[App and web page records]
BEGIN
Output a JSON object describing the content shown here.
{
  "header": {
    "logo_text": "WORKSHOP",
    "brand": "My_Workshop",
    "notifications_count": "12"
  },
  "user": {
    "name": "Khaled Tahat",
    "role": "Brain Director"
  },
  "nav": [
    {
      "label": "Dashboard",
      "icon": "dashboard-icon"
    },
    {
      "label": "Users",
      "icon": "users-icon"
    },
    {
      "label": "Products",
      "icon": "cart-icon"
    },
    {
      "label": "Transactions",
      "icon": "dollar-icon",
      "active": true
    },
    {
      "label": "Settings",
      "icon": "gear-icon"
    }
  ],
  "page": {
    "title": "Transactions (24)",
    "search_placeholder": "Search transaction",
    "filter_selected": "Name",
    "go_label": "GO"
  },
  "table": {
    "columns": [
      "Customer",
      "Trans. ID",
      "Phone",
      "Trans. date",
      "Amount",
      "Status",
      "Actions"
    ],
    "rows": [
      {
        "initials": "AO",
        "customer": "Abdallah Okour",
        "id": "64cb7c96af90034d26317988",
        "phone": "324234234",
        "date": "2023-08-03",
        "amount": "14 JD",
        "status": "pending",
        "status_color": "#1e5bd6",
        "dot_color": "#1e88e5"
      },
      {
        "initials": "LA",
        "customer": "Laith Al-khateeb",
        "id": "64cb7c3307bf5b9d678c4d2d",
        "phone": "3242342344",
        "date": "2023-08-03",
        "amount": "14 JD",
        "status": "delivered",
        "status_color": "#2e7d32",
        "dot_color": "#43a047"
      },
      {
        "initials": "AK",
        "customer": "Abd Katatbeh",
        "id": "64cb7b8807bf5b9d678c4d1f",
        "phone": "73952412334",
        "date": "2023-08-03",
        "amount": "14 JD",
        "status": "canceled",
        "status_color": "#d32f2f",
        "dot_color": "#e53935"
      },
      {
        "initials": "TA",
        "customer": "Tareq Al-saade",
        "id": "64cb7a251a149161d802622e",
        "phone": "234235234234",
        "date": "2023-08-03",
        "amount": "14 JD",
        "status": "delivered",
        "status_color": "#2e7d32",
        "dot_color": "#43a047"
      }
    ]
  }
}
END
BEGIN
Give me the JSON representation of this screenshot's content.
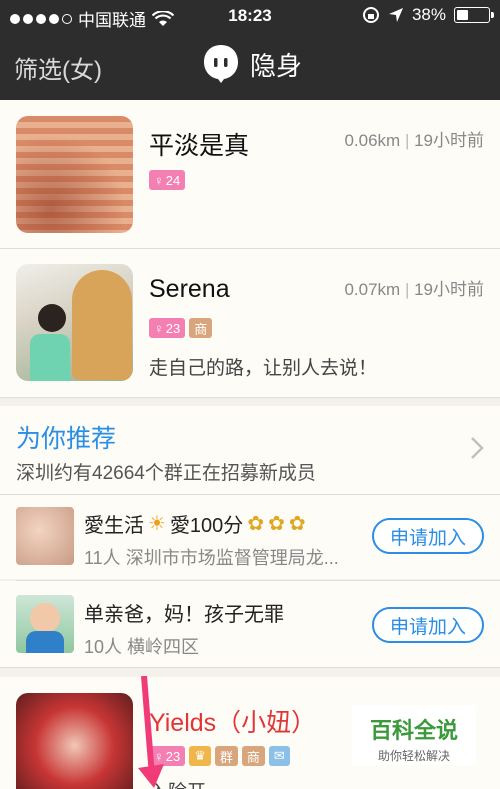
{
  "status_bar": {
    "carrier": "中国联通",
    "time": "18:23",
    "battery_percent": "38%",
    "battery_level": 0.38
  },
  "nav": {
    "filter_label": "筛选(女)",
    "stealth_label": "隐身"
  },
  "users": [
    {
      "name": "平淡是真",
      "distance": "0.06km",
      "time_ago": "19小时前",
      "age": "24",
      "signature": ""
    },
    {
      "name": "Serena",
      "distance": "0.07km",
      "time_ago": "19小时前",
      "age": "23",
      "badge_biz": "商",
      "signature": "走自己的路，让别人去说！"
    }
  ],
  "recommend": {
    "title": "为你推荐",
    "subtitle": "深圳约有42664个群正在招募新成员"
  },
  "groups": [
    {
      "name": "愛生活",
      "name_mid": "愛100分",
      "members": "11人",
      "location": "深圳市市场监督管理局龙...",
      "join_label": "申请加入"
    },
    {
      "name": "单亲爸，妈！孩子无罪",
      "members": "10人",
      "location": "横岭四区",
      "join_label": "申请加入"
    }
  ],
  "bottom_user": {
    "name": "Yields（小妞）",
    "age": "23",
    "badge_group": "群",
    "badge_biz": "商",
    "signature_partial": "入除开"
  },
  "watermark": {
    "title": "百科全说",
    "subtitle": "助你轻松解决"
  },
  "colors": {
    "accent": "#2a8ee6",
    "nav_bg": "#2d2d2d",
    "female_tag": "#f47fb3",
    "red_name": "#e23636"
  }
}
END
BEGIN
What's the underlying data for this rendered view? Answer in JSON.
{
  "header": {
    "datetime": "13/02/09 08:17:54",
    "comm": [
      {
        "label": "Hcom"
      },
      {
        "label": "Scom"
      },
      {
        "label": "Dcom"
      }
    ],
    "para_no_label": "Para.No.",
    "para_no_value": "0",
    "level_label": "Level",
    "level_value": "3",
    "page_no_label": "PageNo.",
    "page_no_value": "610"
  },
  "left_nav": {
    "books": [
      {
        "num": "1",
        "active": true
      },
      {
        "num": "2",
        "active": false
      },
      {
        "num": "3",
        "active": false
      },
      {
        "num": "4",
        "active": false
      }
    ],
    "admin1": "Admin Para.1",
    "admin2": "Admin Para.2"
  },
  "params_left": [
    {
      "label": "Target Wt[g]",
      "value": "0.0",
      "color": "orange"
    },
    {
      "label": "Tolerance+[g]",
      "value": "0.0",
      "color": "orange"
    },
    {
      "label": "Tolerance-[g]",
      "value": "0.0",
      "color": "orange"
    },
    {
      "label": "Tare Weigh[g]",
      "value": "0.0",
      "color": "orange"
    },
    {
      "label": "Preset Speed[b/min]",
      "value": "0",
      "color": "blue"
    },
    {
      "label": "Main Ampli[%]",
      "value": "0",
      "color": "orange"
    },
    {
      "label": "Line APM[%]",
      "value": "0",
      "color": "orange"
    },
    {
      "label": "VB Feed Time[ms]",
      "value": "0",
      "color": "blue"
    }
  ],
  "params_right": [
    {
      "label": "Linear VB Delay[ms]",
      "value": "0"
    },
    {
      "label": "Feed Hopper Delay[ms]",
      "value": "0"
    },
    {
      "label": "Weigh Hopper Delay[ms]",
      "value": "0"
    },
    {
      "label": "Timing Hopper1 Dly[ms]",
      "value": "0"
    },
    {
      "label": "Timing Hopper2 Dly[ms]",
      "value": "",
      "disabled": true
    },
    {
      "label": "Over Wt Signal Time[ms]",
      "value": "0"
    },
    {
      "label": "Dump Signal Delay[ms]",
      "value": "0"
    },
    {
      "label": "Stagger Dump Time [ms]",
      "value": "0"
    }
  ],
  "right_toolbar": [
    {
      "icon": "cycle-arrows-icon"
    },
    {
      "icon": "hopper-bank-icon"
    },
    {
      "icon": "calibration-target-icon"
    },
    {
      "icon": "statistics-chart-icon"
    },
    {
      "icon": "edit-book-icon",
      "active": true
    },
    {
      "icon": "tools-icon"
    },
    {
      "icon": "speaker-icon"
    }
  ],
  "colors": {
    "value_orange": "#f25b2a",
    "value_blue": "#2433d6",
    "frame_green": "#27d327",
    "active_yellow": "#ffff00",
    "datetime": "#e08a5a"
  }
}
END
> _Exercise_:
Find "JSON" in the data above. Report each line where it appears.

> _Response to this task_:
Output a JSON object describing the content shown here.
Give me the JSON representation of this screenshot's content.
What's the underlying data for this rendered view? Answer in JSON.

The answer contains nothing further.